The output should be every line below that includes the word "your".

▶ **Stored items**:
.....

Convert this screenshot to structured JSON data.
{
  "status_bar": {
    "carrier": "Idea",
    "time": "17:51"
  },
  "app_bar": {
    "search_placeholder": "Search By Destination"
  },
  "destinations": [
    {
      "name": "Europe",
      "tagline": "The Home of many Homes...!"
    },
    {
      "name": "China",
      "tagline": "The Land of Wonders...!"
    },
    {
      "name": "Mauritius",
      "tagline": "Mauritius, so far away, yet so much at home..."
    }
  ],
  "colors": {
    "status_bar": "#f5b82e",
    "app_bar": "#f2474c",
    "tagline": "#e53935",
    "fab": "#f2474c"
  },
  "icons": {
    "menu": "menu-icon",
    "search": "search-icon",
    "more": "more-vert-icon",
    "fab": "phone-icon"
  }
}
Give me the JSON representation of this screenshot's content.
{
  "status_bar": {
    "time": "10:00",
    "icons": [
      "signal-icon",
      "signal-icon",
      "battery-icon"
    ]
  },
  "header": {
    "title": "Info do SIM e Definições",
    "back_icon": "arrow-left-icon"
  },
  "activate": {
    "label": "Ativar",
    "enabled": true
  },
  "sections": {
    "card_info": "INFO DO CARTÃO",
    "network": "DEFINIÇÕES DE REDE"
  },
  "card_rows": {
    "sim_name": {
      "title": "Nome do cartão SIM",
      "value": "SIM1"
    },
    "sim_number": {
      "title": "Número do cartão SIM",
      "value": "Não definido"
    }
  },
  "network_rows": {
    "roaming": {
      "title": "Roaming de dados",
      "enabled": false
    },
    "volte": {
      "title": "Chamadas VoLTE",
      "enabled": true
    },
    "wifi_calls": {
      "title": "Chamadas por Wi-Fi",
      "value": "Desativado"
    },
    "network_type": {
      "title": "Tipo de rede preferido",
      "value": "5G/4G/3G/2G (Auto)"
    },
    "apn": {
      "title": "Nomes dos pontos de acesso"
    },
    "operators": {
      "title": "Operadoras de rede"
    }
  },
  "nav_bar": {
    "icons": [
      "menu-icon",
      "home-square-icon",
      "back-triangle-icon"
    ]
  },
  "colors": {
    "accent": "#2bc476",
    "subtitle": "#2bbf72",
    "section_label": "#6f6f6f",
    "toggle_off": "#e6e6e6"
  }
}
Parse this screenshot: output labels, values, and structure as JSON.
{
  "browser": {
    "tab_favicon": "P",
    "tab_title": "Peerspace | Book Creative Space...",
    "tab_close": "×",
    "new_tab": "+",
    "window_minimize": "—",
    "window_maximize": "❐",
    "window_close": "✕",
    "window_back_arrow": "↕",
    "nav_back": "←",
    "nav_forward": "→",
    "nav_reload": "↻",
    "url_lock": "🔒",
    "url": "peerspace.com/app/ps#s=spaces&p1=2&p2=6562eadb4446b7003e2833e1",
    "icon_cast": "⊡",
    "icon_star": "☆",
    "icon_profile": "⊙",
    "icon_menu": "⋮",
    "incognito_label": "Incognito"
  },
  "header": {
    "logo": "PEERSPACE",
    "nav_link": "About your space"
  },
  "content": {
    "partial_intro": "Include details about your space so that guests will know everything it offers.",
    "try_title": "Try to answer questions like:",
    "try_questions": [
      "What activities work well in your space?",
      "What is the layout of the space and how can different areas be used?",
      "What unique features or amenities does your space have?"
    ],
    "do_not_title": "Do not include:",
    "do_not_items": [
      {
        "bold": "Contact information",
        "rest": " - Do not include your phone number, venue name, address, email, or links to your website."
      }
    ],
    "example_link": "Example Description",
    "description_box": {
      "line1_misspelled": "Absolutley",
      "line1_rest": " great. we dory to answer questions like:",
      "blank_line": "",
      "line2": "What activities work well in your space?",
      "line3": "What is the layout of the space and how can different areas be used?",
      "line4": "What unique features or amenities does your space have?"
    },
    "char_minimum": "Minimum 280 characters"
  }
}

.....

▶ **ANSWER BOX**:
    "nav_link": "About your space"
    "partial_intro": "Include details about your space so that guests will know everything it offers.",
      "What activities work well in your space?",
      "What unique features or amenities does your space have?"
        "rest": " - Do not include your phone number, venue name, address, email, or links to your website."
      "line2": "What activities work well in your space?",
      "line4": "What unique features or amenities does your space have?"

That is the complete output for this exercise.